Although East Campus did have a high number of crimes, Central Campus had the fewest. It is possible, however, that this is due to the high number of alcohol violations on East Campus.
However, Brown said that she believes Duke’s campus is safer overall than other colleges because it is relatively isolated.
Brown lives on Central Campus, and she said it is nerve-wracking to hear about crimes that do not get reported by Duke Alerts. At the beginning of the year, she heard that a student’s Duke ID was stolen near her apartment and her friend’s car window was smashed.
However, she said no DukeAlerts were sent out and that crime on Central is rarely reported.
Senior Elizabeth Speed, vice president for campus life for Duke Student Government, said she believes that most crime occurs on Central Campus parking lots. However, the data does not back this up—motor vehicle crimes were more prevalent on West Campus.
“This is likely because each Central Campus house has vehicle access, making it easy for someone to enter and exit areas where students live," she wrote. "Additionally, Central Campus faces Erwin Road, which has a lot of non-Duke traffic."
Sophomore Cameron Rosen added that she believes sexual assault is the most common crime on campus because such assaults are more likely to go unreported. DUPD's weekly crime logs and annual reports would not pick up those incidents.
Brown often drives to Perkins Library to study a few times a week because of the unreliability of the CCX bus. But after studying in Perkins, she always feels nervous walking to the Allen Lot because the path is not well-lit and the parking spaces are tucked behind buildings.
She always calls a friend when leaving Perkins and does not hang up until she gets into her car.
“Many students who go to Perkins at night park in the Allen lot, so it makes sense to have security guards back there," she said. "I feel like that would really improve the feeling of safety on that part of campus. It would make me feel a lot safer just knowing someone is there.”
Better lighting would also make her feel safer, Brown said. Central Campus and the Allen Lot are poorly lit, she noted, and Campus Drive is extremely dark at night. She said she feels safe walking around by herself at night on West Campus—but the same is not true for Central Campus.

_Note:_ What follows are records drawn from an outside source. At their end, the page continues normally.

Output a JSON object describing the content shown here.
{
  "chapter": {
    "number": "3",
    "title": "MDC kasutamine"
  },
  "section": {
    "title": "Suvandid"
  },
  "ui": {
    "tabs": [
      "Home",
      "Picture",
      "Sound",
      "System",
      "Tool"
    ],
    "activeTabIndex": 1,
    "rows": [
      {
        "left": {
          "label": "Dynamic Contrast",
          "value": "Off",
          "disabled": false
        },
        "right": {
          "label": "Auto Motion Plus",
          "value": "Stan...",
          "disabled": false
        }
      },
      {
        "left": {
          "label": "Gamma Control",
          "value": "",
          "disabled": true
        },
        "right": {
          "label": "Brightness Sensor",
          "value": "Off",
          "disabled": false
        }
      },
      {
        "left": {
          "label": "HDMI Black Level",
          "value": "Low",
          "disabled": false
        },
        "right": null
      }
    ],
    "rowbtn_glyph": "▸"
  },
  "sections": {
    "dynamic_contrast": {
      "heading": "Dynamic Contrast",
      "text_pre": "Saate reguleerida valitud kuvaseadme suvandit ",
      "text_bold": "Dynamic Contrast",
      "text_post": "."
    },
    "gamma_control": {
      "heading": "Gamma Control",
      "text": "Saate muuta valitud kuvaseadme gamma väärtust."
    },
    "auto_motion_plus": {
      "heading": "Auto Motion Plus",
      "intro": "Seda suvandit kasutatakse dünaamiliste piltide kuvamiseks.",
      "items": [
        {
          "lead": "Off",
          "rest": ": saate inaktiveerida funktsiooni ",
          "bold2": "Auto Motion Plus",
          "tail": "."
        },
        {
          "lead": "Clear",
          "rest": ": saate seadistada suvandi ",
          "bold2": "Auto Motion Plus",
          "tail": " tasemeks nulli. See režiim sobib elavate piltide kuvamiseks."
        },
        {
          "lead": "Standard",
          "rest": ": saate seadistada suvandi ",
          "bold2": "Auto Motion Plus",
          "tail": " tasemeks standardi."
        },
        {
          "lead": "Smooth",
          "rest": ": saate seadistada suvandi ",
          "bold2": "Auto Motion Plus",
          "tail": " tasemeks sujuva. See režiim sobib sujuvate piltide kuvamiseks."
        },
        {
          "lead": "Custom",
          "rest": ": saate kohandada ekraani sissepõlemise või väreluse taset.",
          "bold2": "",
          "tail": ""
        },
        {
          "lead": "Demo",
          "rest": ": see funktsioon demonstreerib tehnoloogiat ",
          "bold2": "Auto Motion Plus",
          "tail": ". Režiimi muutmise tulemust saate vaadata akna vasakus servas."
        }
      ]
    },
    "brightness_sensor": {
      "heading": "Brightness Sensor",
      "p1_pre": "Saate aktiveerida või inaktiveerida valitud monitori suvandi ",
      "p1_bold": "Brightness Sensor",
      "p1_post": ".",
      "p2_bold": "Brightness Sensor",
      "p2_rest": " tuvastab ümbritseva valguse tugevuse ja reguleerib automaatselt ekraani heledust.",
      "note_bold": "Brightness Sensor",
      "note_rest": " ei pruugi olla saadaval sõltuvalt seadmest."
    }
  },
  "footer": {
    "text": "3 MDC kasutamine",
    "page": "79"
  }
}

Brown also said she thinks having security cameras in front of residential areas is a smart idea to help identify intruders. She would not view the security cameras as an invasion of privacy.
She referenced the September 29, 2017 DukeAlert about a middle-aged man who broke into a girl’s dorm room. She believes security cameras would have helped identify the individual and that the Duke Alert was released late and lacked detail.
“I feel like the way the DukeAlert came out was nonchalant, and there was never any follow up," Brown said. "I felt like it was not very thorough, and the students that live on West definitely deserved more information than that so that they could try to prevent something like that from happening again."
Cavanaugh stated that DukeAlerts follow prescribed federal guidelines. According to the 2016 Handbook for Campus Safety and Security Reporting, "every institution is required to immediately notify the campus community upon confirmation of a significant emergency or dangerous situation occurring on the campus that involves an immediate threat to the health or safety of students or employees."
It also states that the notifications must come out "without delay" after confirming a dangerous situation exists.
Speed agreed that, even if security cameras might not prevent crime, they would make her feel safer because cameras can provide evidence for DUPD. Rosen said that if having security cameras outside dorms will make students feel safer, then they are worth it.
In response to these concerns, Cavanaugh stated that staffing has increased on campus and that more than 1,000 security cameras have been installed within the past three years in parking garages, surfaces lots and at the entrances of the majority of buildings. He did not specify whether the cameras had been included for residential buildings, but noted that Housing and Residence Life has improved the card access system and installed new locks on Central Campus. Lighting has improved as well, he added.
Rosen lives at 300 Swift, and she said that having security guards and better lighting would make her feel safer. Often, when the Swift Express is not running, she will take the C1 back to her apartment. However, she must walk up a wooded hill from the bus stop to get to her apartment.
“I feel very unsafe walking up there because I know last year there was an assault on Swift Hill, and there have also been robberies," she said. "Especially since it’s getting dark so early, it’s 4 p.m., and I should not have to feel scared walking up the hill, but it is dark, so I do.”
Rosen said there needs to be a security guard somewhere on that hill.
“I know that my parents and friends will be relieved if I have a safe way to walk home," Rosen said. "Your heart starts to race, and you walk faster, and it’s not necessary to feel like that."
Despite Cavanaugh's statement, Rosen said she has not noticed an increased security presence throughout campus in general.
“In the past, DSG has conducted light and safety walks with Duke Police, students and administrators around Central Campus at night to identify spots where there is no light or students may feel unsafe in order to address any insufficiencies,” Speed wrote regarding DSG's efforts to improve safety.
Speed noted that the light walks last occurred in 2014 and 2015, and they were "successful in identifying spots on Central Campus that were not well lit and where apartments had vulnerability to public roads." Speed said she was not aware of a similar endeavor happening this year.